 13      .        .        .        .        .      21/4     21/4  3122/172
 14      .        .        .        .        .      73/1     73/1  3195/173
 15      .        .        .        .        .     103/1    103/1  3298/174
 16    .....    .....    .....    .....    .....    78/3     78/3  3376/177
 17      .        .        .        .        .     118/0    118/0  3494/177
 18      .        .        .        .        .      71/7     71/7  3565/184
 19      .        .        .        .        .      56/0     56/0  3621/184
 20      .        .        .        .        .     122/1    122/1  3743/185
 21      .        .        .        .        .      50/0     50/0  3793/185
 22      .        .        .        .        .      25/0     25/0  3818/185
 23      .        .        .        .        .      51/0     51/0  3869/185
DAY1   .....    .....    .....    .....    ..... 2208/160    ..... 2208/160
DAY2     .        .        .        .        .    1661/25      .   1661/25 
TOT      .        .        .        .        .   3869/185      .   3869/185

Top Countries

    K           1303        
   JA            405         
   DL            331         
   UA            191         
    G            122         
   UR            115         
    I            103         
    F            102         
   OK            101         

QRATE Report

1704:    5 per minute (300/hr)
1819:   41 per 10 minutes (246/hr)
1912:  223 per hour


  • Mike W4EF

    Your comments about the incredible propagation from down in Brazil, brought to mind something I read in a book recently. Because of tilt in the magnetic equator, it turns out that the intensity of the ionosphere isn’t evenly distributed between northern and southern hemispheres (even at solstice) or even with longitude. There is a region off the east coast of South America called the South Atlantic Anomaly which is a Bermuda Triangle of sorts for spacecraft due to the heightened presence of charge particles in the ionosphere over this region. Perhaps this might explain why you don’t see the same hot propagation when you go to the equivalent northern latitudes, population concentration notwithstanding. Check out the following URL for a quick explanation and a Topex/Poseidon image of the ionospheric electron density (note that it shows lots of electrons over PY land).

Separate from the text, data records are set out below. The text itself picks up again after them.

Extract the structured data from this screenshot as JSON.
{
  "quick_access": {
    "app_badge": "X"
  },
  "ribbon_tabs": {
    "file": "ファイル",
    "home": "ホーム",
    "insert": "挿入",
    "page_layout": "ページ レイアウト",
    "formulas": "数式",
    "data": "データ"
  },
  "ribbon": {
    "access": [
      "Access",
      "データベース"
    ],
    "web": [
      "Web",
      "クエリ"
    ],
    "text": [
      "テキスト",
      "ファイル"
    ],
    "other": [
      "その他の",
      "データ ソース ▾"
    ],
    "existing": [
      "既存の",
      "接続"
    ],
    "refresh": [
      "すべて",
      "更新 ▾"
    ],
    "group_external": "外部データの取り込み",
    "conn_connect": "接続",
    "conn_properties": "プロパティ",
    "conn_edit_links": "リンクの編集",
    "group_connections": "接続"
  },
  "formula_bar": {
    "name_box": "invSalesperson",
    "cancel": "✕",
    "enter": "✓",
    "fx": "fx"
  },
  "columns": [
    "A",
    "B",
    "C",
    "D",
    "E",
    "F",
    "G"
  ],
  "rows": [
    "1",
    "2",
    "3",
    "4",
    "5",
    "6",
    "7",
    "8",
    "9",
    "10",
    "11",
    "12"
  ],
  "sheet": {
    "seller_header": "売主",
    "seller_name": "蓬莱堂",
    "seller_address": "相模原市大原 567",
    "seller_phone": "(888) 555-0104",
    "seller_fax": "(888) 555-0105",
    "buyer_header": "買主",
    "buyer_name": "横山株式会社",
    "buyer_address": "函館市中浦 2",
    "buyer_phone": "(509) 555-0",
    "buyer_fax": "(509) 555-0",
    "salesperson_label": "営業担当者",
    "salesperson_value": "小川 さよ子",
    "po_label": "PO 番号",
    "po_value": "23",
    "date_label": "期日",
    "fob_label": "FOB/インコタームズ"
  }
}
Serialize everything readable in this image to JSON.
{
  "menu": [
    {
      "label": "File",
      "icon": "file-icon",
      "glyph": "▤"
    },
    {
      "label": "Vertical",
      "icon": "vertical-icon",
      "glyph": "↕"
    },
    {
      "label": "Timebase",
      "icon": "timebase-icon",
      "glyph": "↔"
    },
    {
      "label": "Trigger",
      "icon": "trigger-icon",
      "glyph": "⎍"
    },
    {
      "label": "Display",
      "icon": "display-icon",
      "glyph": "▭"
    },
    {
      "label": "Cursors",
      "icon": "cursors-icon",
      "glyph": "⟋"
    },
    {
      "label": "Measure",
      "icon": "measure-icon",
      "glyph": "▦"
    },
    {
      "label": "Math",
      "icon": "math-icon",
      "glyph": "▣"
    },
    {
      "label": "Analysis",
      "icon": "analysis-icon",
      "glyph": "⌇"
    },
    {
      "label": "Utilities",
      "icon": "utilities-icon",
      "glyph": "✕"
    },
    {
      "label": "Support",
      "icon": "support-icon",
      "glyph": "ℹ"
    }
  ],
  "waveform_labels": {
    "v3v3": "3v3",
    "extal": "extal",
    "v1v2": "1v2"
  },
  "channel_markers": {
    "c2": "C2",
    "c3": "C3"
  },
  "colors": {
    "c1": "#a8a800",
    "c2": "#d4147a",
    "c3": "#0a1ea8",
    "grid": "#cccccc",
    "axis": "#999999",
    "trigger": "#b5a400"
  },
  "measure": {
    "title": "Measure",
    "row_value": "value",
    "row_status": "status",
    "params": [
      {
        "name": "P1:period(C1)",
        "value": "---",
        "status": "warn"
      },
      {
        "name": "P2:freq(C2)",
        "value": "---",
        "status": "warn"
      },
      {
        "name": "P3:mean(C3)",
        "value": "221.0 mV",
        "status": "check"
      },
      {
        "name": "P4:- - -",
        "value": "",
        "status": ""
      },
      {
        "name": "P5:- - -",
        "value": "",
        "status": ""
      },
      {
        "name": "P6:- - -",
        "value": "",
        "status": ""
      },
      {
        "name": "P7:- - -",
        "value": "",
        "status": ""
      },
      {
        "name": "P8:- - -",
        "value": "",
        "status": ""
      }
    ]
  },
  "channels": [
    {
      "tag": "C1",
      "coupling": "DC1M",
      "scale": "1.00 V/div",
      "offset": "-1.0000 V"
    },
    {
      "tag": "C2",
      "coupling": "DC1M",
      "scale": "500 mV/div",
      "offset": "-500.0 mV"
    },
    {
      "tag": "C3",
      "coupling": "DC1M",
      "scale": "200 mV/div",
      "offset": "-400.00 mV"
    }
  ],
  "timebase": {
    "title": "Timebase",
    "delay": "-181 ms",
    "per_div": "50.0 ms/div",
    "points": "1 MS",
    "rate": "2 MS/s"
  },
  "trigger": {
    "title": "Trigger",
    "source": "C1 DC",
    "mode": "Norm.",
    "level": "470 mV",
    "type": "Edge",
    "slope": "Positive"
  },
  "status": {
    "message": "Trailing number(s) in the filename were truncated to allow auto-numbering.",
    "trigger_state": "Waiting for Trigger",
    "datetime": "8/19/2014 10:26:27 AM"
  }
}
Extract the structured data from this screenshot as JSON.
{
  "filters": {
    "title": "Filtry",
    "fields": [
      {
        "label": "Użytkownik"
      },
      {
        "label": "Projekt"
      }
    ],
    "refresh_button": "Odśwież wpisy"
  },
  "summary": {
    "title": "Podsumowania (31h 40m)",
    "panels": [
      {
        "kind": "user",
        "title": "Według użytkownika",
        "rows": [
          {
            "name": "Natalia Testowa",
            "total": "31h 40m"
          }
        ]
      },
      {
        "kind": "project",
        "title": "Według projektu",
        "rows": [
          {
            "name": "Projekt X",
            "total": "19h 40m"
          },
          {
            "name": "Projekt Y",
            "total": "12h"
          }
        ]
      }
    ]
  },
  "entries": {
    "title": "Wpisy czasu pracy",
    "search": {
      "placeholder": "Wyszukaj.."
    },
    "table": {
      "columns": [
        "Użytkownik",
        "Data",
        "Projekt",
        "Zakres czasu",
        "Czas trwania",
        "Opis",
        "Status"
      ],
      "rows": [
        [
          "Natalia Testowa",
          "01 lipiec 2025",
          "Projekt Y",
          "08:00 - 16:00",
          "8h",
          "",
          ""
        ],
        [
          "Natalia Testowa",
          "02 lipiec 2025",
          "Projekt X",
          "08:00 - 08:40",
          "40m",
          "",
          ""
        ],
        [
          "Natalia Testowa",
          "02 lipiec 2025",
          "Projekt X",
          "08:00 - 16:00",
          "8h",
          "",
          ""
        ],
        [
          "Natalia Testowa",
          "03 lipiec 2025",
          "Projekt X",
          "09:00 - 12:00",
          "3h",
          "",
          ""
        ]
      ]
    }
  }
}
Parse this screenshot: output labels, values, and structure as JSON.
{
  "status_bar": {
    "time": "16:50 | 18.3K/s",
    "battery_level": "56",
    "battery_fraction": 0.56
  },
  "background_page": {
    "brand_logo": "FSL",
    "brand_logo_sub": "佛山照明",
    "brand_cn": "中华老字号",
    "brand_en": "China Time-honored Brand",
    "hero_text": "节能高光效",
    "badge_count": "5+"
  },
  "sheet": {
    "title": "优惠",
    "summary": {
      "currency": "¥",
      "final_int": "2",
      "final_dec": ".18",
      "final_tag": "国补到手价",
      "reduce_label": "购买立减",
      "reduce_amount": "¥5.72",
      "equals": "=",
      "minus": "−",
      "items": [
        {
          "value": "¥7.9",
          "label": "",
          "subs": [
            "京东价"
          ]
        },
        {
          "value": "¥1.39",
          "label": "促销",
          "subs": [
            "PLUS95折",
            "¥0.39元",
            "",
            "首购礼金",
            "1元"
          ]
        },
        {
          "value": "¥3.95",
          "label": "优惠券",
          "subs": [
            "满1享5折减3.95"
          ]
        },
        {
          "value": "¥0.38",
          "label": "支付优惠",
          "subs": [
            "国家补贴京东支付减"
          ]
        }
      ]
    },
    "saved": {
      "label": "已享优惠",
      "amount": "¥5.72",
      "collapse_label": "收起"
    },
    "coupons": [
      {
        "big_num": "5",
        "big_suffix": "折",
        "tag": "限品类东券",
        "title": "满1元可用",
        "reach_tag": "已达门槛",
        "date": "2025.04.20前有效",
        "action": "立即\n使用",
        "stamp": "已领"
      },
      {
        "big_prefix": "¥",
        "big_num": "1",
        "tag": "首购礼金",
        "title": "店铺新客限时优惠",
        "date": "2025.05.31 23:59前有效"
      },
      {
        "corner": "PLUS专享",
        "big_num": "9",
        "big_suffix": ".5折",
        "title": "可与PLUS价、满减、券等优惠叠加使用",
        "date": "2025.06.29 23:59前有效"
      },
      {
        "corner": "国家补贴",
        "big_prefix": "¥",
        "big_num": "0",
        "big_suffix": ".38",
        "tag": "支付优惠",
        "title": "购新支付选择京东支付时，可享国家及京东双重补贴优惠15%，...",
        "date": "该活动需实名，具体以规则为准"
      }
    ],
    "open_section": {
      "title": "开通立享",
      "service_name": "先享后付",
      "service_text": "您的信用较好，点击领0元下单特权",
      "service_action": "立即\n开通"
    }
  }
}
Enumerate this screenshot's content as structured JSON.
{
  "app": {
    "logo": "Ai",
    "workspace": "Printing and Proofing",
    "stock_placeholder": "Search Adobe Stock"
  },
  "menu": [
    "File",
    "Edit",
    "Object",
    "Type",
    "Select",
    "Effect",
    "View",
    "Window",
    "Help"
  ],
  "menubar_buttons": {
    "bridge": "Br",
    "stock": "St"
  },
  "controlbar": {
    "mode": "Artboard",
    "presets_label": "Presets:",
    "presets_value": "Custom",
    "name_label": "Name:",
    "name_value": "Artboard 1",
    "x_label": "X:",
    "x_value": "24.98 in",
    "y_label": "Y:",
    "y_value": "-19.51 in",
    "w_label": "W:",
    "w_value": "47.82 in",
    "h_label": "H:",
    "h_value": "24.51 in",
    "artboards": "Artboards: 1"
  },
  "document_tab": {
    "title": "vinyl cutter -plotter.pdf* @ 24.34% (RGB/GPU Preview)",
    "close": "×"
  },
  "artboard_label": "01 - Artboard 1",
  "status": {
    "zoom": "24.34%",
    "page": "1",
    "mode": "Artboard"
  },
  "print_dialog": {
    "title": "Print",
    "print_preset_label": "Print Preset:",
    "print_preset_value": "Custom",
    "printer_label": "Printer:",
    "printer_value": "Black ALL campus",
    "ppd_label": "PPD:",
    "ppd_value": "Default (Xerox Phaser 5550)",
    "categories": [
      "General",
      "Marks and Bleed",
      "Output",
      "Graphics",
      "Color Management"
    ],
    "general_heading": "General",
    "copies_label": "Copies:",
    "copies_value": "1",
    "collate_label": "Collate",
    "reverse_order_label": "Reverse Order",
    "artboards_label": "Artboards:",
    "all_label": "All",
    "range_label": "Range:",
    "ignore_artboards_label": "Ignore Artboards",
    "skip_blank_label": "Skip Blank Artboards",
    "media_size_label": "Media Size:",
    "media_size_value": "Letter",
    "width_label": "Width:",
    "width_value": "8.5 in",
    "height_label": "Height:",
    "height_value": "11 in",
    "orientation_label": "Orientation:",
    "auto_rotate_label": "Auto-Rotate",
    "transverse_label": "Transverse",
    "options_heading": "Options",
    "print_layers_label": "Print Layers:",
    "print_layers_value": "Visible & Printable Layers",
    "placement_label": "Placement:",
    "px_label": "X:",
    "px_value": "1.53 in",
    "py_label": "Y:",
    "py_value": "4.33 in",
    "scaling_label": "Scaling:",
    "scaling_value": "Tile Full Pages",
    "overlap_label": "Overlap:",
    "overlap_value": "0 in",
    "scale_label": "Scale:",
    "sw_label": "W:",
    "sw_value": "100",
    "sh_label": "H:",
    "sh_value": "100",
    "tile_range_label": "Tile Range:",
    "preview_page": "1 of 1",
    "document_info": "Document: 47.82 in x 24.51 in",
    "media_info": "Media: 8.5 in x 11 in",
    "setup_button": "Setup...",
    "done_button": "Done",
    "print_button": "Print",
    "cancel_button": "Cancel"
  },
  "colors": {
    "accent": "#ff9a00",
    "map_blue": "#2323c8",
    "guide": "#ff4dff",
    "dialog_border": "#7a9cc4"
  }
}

    73 de Mike, W4EF……..

  • Fred K3ZO

    The reason that the band stays open all night down there (besides the fact that it’s summer down there so the sun is shining on the ionosphere above you all day a lot longer than it is here, giving it more reflectivity once it gets dark) is that the Geomagnetic Equator runs roughly through Lima, Peru whereas the Geographic Equator runs through Quito, Ecuador. And for propagation purposes the Geomagnetic Equator is the important one.

    There is also something else going on. When I was in Cordoba, Argentina as LU5HFI I had to coordinate the visit of a US Navy Earth magnetic field mapping plane which was spending some time in Cordoba calibrating the plane’s measuring instruments with a local geomagnetic observatory there before going on to the Antarctic to make measurements. The scientific crew told me that for reasons that up to that point were unexplained, the atmosphere over Argentina (and presumably over Southern Brazil as well) is about 10,000 feet thicker than over any other point on the globe. I always felt that’s why the LUs seem to “own” 10 meters. I am also aware that during the LUs’ Sporadic E season in December/January they routinely have 2 meter short skip openings around Argentina whereas such openings are pretty rare up here.

    de Fred, K3ZO